───── Data extract

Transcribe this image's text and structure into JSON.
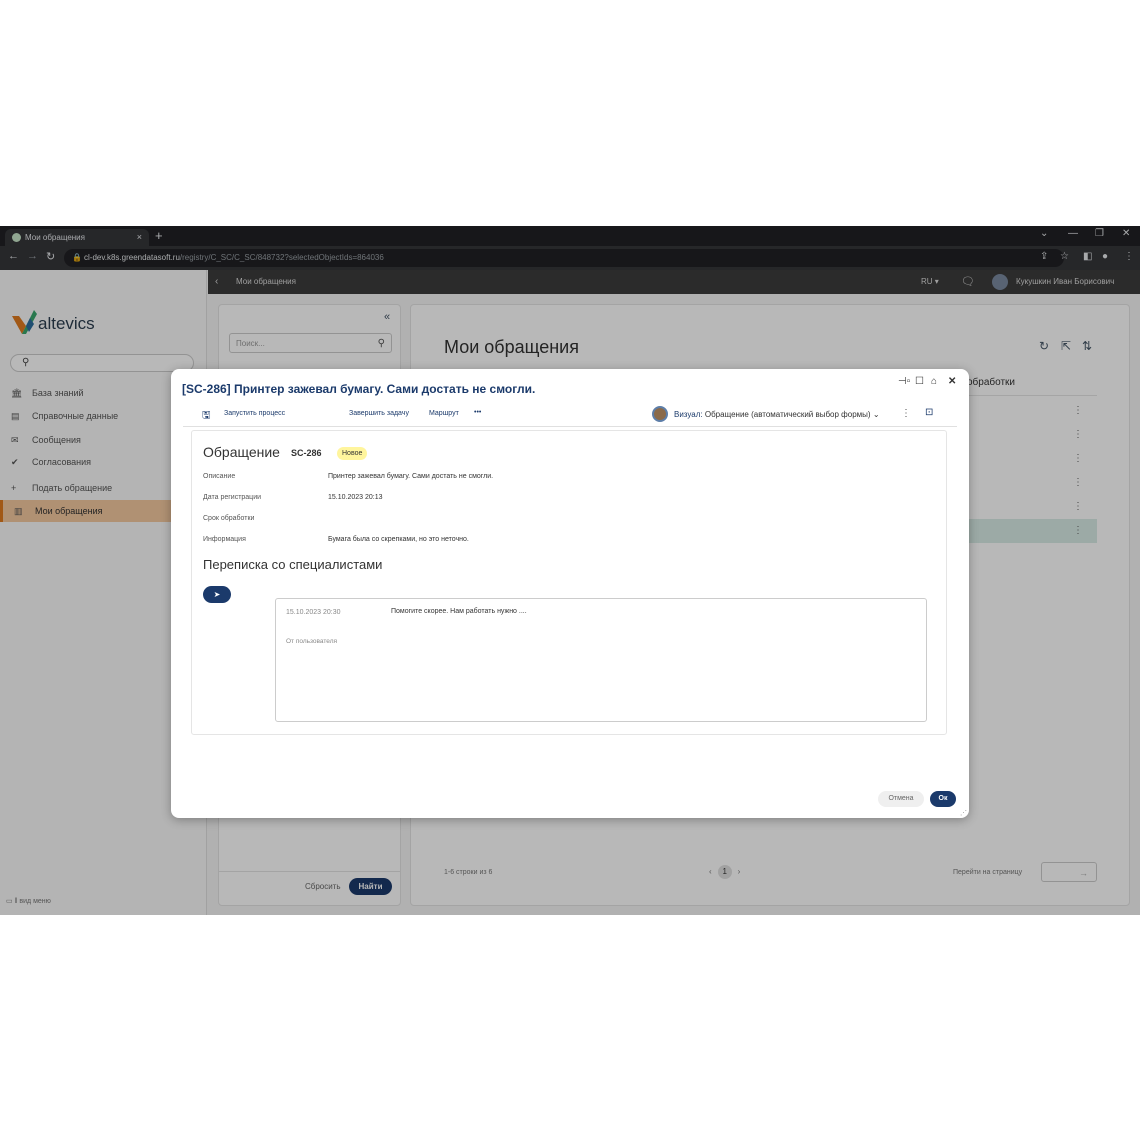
{
  "browser": {
    "tab_title": "Мои обращения",
    "tab_close": "×",
    "new_tab": "+",
    "url_host": "cl-dev.k8s.greendatasoft.ru",
    "url_path": "/registry/C_SC/C_SC/848732?selectedObjectIds=864036"
  },
  "app": {
    "logo_text": "altevics",
    "topnav_title": "Мои обращения",
    "language": "RU ▾",
    "user_name": "Кукушкин Иван Борисович",
    "sidebar": {
      "items": [
        {
          "label": "База знаний",
          "icon": "bank-icon"
        },
        {
          "label": "Справочные данные",
          "icon": "book-icon"
        },
        {
          "label": "Сообщения",
          "icon": "mail-icon"
        },
        {
          "label": "Согласования",
          "icon": "check-icon"
        },
        {
          "label": "Подать обращение",
          "icon": "plus-icon"
        },
        {
          "label": "Мои обращения",
          "icon": "list-icon"
        }
      ],
      "footer": "вид меню"
    },
    "filter": {
      "search_placeholder": "Поиск...",
      "reset_label": "Сбросить",
      "find_label": "Найти"
    },
    "main": {
      "title": "Мои обращения",
      "column_header": "обработки",
      "rows_count": "1-6 строки из 6",
      "current_page": "1",
      "goto_label": "Перейти на страницу",
      "goto_arrow": "→"
    }
  },
  "dialog": {
    "title": "[SC-286] Принтер зажевал бумагу. Сами достать не смогли.",
    "toolbar": {
      "start_process": "Запустить процесс",
      "finish_task": "Завершить задачу",
      "route": "Маршрут",
      "more": "•••",
      "visual_label": "Визуал:",
      "visual_value": "Обращение (автоматический выбор формы)"
    },
    "form": {
      "title": "Обращение",
      "id": "SC-286",
      "status": "Новое",
      "fields": [
        {
          "label": "Описание",
          "value": "Принтер зажевал бумагу. Сами достать не смогли."
        },
        {
          "label": "Дата регистрации",
          "value": "15.10.2023 20:13"
        },
        {
          "label": "Срок обработки",
          "value": ""
        },
        {
          "label": "Информация",
          "value": "Бумага была со скрепками, но это неточно."
        }
      ]
    },
    "correspondence": {
      "title": "Переписка со специалистами",
      "message_time": "15.10.2023 20:30",
      "message_text": "Помогите скорее. Нам работать нужно ....",
      "message_author": "От пользователя"
    },
    "cancel_label": "Отмена",
    "ok_label": "Ок"
  }
}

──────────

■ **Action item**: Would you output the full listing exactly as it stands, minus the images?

■ **Task answer**:
Transcribe this image's text and structure into JSON.
{
  "browser": {
    "tab_title": "Мои обращения",
    "tab_close": "×",
    "new_tab": "+",
    "url_host": "cl-dev.k8s.greendatasoft.ru",
    "url_path": "/registry/C_SC/C_SC/848732?selectedObjectIds=864036"
  },
  "app": {
    "logo_text": "altevics",
    "topnav_title": "Мои обращения",
    "language": "RU ▾",
    "user_name": "Кукушкин Иван Борисович",
    "sidebar": {
      "items": [
        {
          "label": "База знаний",
          "icon": "bank-icon"
        },
        {
          "label": "Справочные данные",
          "icon": "book-icon"
        },
        {
          "label": "Сообщения",
          "icon": "mail-icon"
        },
        {
          "label": "Согласования",
          "icon": "check-icon"
        },
        {
          "label": "Подать обращение",
          "icon": "plus-icon"
        },
        {
          "label": "Мои обращения",
          "icon": "list-icon"
        }
      ],
      "footer": "вид меню"
    },
    "filter": {
      "search_placeholder": "Поиск...",
      "reset_label": "Сбросить",
      "find_label": "Найти"
    },
    "main": {
      "title": "Мои обращения",
      "column_header": "обработки",
      "rows_count": "1-6 строки из 6",
      "current_page": "1",
      "goto_label": "Перейти на страницу",
      "goto_arrow": "→"
    }
  },
  "dialog": {
    "title": "[SC-286] Принтер зажевал бумагу. Сами достать не смогли.",
    "toolbar": {
      "start_process": "Запустить процесс",
      "finish_task": "Завершить задачу",
      "route": "Маршрут",
      "more": "•••",
      "visual_label": "Визуал:",
      "visual_value": "Обращение (автоматический выбор формы)"
    },
    "form": {
      "title": "Обращение",
      "id": "SC-286",
      "status": "Новое",
      "fields": [
        {
          "label": "Описание",
          "value": "Принтер зажевал бумагу. Сами достать не смогли."
        },
        {
          "label": "Дата регистрации",
          "value": "15.10.2023 20:13"
        },
        {
          "label": "Срок обработки",
          "value": ""
        },
        {
          "label": "Информация",
          "value": "Бумага была со скрепками, но это неточно."
        }
      ]
    },
    "correspondence": {
      "title": "Переписка со специалистами",
      "message_time": "15.10.2023 20:30",
      "message_text": "Помогите скорее. Нам работать нужно ....",
      "message_author": "От пользователя"
    },
    "cancel_label": "Отмена",
    "ok_label": "Ок"
  }
}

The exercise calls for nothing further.